KANSAS CITY -- Jorge Posada may be able to avoid a trip to the disabled list after all, as an MRI exam taken on Wednesday alleviated some of the Yankees catcher's worst fears.
Posada was lifted from the Yankees' loss on Tuesday as Kansas City ran wild on his "dead" throwing arm, stealing four bases off the backstop. Posada initially wondered if he might require a surgical procedure, but an examination revealed only a strained right shoulder.
"It's good news that it's not worse," Posada said. "I was worried. Your shoulder is part of what you do. I had surgery in , and I thought it was going to be the same. I'm happy that it's not."
Posada said that he does not expect to play for at least three or four days, but he does not feel pain in the arm when he throws or swings the bat. The 36-year-old switch-hitter has not ruled out appearing in the club's upcoming weekend series against the Red Sox, and he could be used as a designated hitter.
Posada was examined by Royals team physician Dr. Steve Joyce on Wednesday in Kansas City, and the results of his MRI will be reviewed by both Yankees team physician Dr. Stuart Hershon in New York as well as Dr. James Andrews, who performed Posada's surgical procedure after the 2001 World Series to repair a small tear in his labrum.
"It's easier now that you know what it is," Posada said. "Now you can treat it better."
Yankees manager Joe Girardi said that the news was a relief, but from what he had gathered by speaking with head trainer Gene Monahan, Girardi said that positive results were anticipated.
"From some of the discussions that Geno had with me, and some of the things they did, they didn't think there was anything in there," Girardi said. "When you see him not throwing like he's capable of, in the back of your mind, you say it's better to make sure."
In the meantime, the Yankees will continue on by using understudy Jose Molina on a regular basis. Molina is batting .286 (4-for-14) in five games with New York this season, starting four times as Posada has battled his shoulder malady.
To stave off boredom as he allows the arm to rest, Posada is to begin taking ground balls at first base, preparing for possible infield duty when the Yankees visit National League parks during Interleague Play later this season.
Girardi said that he did not expect Posada to play first base in the near future and that the Yankees did not have to immediately make a move to add another catcher to the roster.
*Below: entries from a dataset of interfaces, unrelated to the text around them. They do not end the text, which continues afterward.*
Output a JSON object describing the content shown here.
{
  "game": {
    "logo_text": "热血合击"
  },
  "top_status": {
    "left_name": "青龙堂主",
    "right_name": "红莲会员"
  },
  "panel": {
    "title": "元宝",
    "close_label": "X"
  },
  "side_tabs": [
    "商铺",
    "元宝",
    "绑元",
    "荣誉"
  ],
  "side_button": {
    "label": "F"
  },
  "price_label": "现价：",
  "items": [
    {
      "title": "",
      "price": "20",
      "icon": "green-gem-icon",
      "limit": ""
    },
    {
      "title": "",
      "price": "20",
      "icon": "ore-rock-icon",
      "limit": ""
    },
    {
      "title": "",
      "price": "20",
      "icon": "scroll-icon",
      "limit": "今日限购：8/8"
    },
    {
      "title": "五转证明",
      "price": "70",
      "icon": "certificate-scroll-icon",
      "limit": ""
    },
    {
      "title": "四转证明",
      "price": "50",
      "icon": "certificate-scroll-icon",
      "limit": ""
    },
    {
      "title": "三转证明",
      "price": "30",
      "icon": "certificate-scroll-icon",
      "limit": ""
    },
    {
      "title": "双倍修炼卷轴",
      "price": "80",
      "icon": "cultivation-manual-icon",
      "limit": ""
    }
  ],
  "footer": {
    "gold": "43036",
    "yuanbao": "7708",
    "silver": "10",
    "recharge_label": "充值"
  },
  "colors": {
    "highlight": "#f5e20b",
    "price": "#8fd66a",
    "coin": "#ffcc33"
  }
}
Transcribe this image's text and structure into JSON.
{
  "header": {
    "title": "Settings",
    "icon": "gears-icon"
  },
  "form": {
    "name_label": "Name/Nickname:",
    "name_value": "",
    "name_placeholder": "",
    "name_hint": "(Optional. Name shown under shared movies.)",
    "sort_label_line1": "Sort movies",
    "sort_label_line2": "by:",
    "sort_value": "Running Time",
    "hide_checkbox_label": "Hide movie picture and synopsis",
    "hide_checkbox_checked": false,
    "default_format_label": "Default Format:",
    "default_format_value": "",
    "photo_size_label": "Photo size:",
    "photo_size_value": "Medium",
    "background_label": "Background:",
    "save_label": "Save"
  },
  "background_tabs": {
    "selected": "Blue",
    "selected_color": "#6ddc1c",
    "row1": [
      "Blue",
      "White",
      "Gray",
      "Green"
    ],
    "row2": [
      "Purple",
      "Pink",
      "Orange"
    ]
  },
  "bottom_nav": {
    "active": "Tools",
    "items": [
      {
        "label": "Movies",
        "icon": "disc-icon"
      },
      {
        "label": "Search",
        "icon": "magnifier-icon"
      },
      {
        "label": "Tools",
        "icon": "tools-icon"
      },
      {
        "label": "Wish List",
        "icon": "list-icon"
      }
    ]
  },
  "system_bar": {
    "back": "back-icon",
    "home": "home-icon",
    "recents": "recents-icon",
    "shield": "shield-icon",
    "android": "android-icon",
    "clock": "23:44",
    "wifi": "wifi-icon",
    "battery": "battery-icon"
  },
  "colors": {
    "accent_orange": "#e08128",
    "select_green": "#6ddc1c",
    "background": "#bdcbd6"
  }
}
"I'm comfortable with that," Girardi said. "Jose is an accomplished catcher, and that's why he's here."
Bryan Hoch is a reporter for MLB.com. This story was not subject to the approval of Major League Baseball or its clubs.